Medal of Honor
President Abraham Lincoln signs into law a measure calling for the awarding of a U.S. Army Medal of Honor, in the name of Congress, “to such noncommissioned officers and privates as shall most distinguish themselves by their gallantry in action, and other soldier-like qualities during the present insurrection.” The previous December, Lincoln had approved a provision creating a U.S. Navy Medal of Valor, which was the basis of the Army Medal of Honor created by Congress in July 1862. The first U.S. Army soldiers to receive what would become the nation’s highest military honor were six members of a Union raiding party who in 1862 penetrated deep into Confederate territory to destroy bridges and railroad tracks between Chattanooga, Tennessee, and Atlanta, Georgia.
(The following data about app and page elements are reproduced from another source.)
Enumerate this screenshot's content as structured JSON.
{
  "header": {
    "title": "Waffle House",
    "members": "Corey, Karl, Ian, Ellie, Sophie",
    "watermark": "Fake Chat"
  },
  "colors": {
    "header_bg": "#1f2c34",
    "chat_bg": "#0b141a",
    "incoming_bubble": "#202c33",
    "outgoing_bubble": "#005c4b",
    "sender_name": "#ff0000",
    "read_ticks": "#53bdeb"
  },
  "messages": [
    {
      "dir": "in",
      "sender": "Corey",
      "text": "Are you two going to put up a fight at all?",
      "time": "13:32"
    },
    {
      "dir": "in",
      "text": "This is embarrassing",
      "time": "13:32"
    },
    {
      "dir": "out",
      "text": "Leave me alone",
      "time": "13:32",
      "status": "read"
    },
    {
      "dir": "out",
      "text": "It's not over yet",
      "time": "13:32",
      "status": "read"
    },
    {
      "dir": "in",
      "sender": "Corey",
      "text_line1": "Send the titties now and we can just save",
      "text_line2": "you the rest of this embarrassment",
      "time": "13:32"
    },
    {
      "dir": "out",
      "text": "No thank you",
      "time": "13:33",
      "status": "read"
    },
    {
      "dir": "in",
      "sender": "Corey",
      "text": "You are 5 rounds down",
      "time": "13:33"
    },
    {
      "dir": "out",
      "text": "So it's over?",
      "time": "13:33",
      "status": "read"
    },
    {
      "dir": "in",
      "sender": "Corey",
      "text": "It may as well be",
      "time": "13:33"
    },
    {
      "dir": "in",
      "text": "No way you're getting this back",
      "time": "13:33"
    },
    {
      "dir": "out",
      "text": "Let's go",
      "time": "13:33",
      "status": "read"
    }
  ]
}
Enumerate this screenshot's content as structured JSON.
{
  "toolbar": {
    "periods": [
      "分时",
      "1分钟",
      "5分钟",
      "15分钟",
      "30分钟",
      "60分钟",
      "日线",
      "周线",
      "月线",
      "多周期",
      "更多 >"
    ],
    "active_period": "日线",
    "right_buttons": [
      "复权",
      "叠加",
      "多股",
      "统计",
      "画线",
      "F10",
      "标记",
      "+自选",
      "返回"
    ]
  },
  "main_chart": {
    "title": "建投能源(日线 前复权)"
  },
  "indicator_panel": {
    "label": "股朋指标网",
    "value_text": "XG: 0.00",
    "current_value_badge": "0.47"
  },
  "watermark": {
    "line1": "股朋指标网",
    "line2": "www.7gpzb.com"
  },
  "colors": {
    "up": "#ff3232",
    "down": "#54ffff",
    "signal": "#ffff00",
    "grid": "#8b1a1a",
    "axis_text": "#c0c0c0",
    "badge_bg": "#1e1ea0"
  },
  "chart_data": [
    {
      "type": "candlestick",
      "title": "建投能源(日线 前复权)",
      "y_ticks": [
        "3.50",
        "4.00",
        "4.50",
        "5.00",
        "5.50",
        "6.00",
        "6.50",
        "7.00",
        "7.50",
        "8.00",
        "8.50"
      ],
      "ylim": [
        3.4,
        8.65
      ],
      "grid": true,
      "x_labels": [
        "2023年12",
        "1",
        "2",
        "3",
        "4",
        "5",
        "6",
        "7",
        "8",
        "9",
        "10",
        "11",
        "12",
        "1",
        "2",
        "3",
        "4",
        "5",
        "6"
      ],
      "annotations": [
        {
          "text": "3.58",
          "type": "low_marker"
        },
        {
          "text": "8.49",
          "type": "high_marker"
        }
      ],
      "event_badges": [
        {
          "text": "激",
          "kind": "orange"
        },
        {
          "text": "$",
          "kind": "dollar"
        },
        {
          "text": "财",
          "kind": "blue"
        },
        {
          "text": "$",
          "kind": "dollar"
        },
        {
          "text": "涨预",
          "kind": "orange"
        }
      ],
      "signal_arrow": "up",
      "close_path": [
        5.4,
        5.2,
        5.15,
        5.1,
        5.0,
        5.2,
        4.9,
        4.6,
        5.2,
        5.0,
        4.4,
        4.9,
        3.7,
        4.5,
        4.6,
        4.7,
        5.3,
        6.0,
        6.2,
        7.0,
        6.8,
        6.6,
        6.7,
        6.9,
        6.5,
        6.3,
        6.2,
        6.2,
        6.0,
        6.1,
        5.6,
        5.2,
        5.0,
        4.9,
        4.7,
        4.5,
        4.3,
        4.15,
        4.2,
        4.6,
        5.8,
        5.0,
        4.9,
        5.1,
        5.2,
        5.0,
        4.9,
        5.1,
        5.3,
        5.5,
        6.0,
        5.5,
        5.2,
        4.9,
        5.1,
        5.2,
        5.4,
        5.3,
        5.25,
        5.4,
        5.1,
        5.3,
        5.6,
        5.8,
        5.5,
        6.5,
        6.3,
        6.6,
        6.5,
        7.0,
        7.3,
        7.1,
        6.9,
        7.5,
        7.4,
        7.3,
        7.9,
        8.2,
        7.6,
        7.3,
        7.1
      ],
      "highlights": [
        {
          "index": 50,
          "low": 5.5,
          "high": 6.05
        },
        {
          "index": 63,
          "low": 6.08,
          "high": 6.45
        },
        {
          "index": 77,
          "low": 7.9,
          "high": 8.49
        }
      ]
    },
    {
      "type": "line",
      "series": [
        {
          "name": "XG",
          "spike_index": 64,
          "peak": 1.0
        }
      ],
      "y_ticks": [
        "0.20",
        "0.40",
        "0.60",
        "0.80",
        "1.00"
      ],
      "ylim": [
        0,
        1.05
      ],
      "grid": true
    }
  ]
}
In 1863, the Medal of Honor was made a permanent military decoration available to all members, including commissioned officers, of the U.S. military. It is conferred upon those who have distinguished themselves in actual combat at risk of life beyond the call of duty. Since its creation, during the Civil War, more than 3,400 men and one woman have received the Medal of Honor for heroic actions in U.S. military conflict.